Today's blog was written by Dr. Adam Morrell. Dr. Morrell has successfully treated many patients with running-related aches and pains. Here he provides three useful tips to get you back on track and avoid some of the most common running injuries.
If you are a runner, you have likely experienced pain or a strain injury in the feet, shins, knees, hips or back. There’s always a small risk you'll experience an injury or pain when running. Luckily, many running injuries are completely avoidable. Follow these three steps below to run with minimal to no real pain.
Thoracic outlet syndrome, also known as TOS, is a painful condition that can cripple your arm’s dexterity. Fortunately, there are some methods you can try at home to minimize your TOS symptoms. By improving your posture, staying active, and strengthening your muscles, you can help keep your body pain-free for now and prevent TOS from interrupting your activities in the future.
Say hello to our Airrosti Provider of the Month, Dr. John Cybulski! This Houston native has been with Airrosti for 7 years, and he's been loving every minute. Stop by and visit him at his office in San Antonio, Texas.
For many of us, the decision to go work out is a constant battle of willpower, even if we did set a New Year’s resolution back in January.
Boredom and fatigue are two big reasons people start to slack off from their weekly gym sessions. Without variety, it’s easy to become bogged down by the tedium of exercise. As our eyes glaze over, we are immediately drawn to the comforts of the familiar: staying home, in bed, watching TV, doing literally anything other than running another mile on this treadmill.
Fortunately, working out doesn’t have to be boring. In fact, there are many ways to find joy in exercise!
Imagine you’re the guard in your high school soccer team. The teams are tied and you’re the last one standing between their attacker and your goalie. You manage to kick the ball away from the offense, then suddenly feel a *pop* in your inner thigh. Something doesn’t feel right. You start stumbling, and then the pain hits. This pain could feel mild, like a dull ache and slight weakness in your leg as you regain your balance; it could be severe enough to leave you immobile as you’re carried back to the bench by your teammates.
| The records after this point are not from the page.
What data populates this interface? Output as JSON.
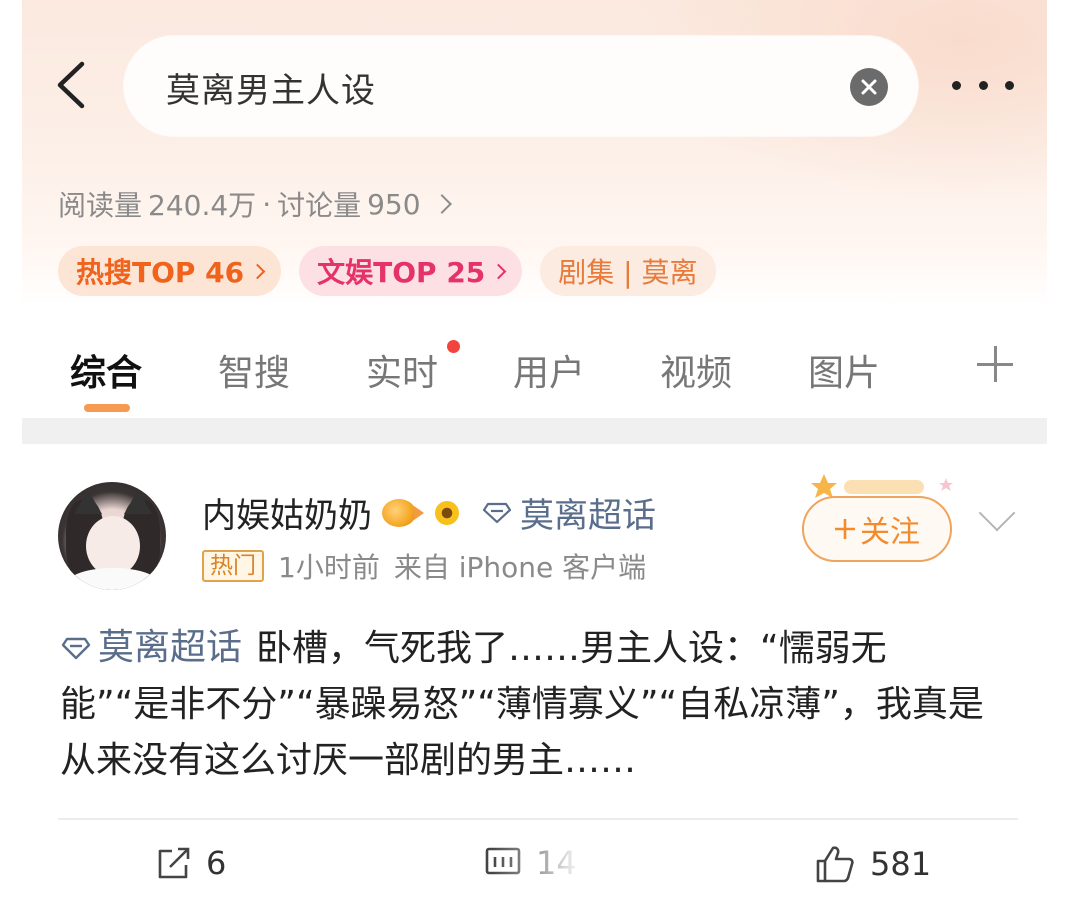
{
  "header": {
    "search_query": "莫离男主人设",
    "stats_reads_label": "阅读量",
    "stats_reads_value": "240.4万",
    "stats_separator": "·",
    "stats_discuss_label": "讨论量",
    "stats_discuss_value": "950",
    "tags": [
      {
        "label": "热搜TOP 46"
      },
      {
        "label": "文娱TOP 25"
      },
      {
        "label": "剧集 | 莫离"
      }
    ]
  },
  "tabs": [
    {
      "label": "综合",
      "active": true
    },
    {
      "label": "智搜"
    },
    {
      "label": "实时",
      "has_dot": true
    },
    {
      "label": "用户"
    },
    {
      "label": "视频"
    },
    {
      "label": "图片"
    }
  ],
  "post": {
    "username": "内娱姑奶奶",
    "topic_name": "莫离超话",
    "badge": "热门",
    "time": "1小时前",
    "source": "来自 iPhone 客户端",
    "follow_label": "关注",
    "content_topic": "莫离超话",
    "content_text": "卧槽，气死我了……男主人设：“懦弱无能”“是非不分”“暴躁易怒”“薄情寡义”“自私凉薄”，我真是从来没有这么讨厌一部剧的男主……",
    "actions": {
      "repost_count": "6",
      "comment_count": "14",
      "like_count": "581"
    }
  },
  "colors": {
    "accent_orange": "#f28b2c",
    "topic_blue": "#5a6e8c",
    "hot_tag": "#f0631d",
    "ent_tag": "#e5336a"
  },
  "icons": [
    "back-icon",
    "clear-icon",
    "more-icon",
    "chevron-right-icon",
    "plus-icon",
    "diamond-topic-icon",
    "chevron-down-icon",
    "repost-icon",
    "comment-icon",
    "like-icon"
  ]
}
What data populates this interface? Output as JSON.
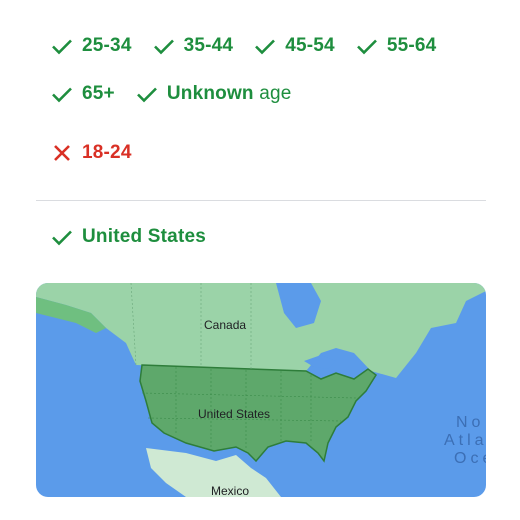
{
  "age_ranges": {
    "included": [
      "25-34",
      "35-44",
      "45-54",
      "55-64",
      "65+"
    ],
    "unknown": {
      "bold": "Unknown",
      "suffix": " age"
    },
    "excluded": [
      "18-24"
    ]
  },
  "location": {
    "included": "United States"
  },
  "map": {
    "labels": {
      "canada": "Canada",
      "usa": "United States",
      "mexico": "Mexico"
    },
    "ocean_lines": [
      "No",
      "Atla",
      "Oce"
    ]
  },
  "colors": {
    "included": "#1e8e3e",
    "excluded": "#d93025",
    "water": "#5b9bea",
    "land": "#9bd3a8",
    "usa_fill": "#5ea86b"
  },
  "icons": {
    "included": "check-icon",
    "excluded": "close-icon"
  }
}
If you’ve ever had a groin pull before, you may recognize the issue right away. However, this injury isn’t exclusive to soccer players. A tear or rupture appearing in your groin muscles can disrupt your activities and diminish leg strength.